Task statement: Your answer must be every line of the data that holds the string "this".

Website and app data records
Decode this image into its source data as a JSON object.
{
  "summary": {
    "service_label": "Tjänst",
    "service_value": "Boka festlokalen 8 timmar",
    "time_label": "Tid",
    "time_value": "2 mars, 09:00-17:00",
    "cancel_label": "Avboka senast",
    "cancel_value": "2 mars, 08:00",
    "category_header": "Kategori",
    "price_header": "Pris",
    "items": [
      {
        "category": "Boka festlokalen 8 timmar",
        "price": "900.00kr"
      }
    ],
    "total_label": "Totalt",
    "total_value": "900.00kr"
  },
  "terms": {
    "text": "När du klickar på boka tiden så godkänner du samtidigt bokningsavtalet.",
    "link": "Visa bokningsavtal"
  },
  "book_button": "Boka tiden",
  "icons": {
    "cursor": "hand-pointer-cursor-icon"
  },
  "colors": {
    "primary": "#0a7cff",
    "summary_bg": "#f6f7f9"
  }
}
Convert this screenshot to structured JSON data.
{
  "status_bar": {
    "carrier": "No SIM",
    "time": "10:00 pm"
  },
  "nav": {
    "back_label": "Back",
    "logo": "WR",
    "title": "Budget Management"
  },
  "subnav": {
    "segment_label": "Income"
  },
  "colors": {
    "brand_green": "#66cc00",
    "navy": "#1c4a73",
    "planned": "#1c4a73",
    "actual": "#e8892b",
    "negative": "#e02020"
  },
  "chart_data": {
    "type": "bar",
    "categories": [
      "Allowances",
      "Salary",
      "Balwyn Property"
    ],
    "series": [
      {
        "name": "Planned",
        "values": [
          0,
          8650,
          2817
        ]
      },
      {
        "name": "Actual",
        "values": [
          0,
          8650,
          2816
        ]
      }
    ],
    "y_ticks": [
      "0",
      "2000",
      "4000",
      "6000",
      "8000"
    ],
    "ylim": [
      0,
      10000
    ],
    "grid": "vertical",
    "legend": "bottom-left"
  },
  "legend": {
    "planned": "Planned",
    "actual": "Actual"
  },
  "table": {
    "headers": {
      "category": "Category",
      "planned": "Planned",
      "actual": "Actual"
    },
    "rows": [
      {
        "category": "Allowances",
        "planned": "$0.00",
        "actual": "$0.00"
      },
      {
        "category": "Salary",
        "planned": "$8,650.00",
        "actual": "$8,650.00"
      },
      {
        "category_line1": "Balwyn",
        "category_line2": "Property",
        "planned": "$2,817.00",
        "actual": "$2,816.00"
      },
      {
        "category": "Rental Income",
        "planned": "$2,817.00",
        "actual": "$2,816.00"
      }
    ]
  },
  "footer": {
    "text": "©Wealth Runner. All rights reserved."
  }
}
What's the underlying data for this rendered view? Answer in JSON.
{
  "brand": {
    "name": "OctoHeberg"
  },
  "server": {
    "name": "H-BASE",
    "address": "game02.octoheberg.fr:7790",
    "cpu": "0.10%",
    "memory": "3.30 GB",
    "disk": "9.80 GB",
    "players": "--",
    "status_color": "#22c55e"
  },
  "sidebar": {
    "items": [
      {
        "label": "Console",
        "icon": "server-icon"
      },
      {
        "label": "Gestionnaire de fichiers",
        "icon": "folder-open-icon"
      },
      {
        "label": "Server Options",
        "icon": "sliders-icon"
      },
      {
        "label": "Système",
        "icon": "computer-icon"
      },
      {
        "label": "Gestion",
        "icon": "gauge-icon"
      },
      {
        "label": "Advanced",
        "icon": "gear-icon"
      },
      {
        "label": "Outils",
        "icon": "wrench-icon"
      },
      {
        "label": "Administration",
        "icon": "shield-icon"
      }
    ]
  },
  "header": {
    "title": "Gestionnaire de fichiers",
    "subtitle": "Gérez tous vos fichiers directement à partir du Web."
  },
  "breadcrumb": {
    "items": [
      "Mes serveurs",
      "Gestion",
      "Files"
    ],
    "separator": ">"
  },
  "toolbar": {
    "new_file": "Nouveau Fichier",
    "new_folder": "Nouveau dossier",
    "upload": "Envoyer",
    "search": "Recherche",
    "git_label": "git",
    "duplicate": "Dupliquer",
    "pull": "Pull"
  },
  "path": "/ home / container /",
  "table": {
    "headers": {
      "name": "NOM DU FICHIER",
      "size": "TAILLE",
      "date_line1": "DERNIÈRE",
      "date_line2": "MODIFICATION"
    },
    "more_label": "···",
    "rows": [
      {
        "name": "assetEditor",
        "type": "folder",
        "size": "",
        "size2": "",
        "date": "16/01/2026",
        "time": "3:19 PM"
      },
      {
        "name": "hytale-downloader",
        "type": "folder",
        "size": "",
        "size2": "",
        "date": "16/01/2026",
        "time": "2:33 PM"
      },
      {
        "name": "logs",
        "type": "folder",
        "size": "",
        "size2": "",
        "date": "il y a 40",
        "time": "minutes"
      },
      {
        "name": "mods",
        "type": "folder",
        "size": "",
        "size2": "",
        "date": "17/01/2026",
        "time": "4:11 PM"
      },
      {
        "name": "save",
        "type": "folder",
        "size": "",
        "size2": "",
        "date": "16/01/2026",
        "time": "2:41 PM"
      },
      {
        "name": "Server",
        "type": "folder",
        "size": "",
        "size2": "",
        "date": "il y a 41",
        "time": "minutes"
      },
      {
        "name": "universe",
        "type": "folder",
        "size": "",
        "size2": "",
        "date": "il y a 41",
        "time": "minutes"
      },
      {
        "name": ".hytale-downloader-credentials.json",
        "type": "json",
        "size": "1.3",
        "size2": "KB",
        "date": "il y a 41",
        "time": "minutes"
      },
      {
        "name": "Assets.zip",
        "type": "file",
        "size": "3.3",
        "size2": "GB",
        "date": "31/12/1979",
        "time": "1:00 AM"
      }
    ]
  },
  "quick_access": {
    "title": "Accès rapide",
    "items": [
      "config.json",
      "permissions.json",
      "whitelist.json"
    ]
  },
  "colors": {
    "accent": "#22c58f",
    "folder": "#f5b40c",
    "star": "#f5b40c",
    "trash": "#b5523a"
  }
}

Your response:
Decode this image into its source data as a JSON object.
Convert this screenshot to structured JSON data.
What's the underlying data for this rendered view? Answer in JSON.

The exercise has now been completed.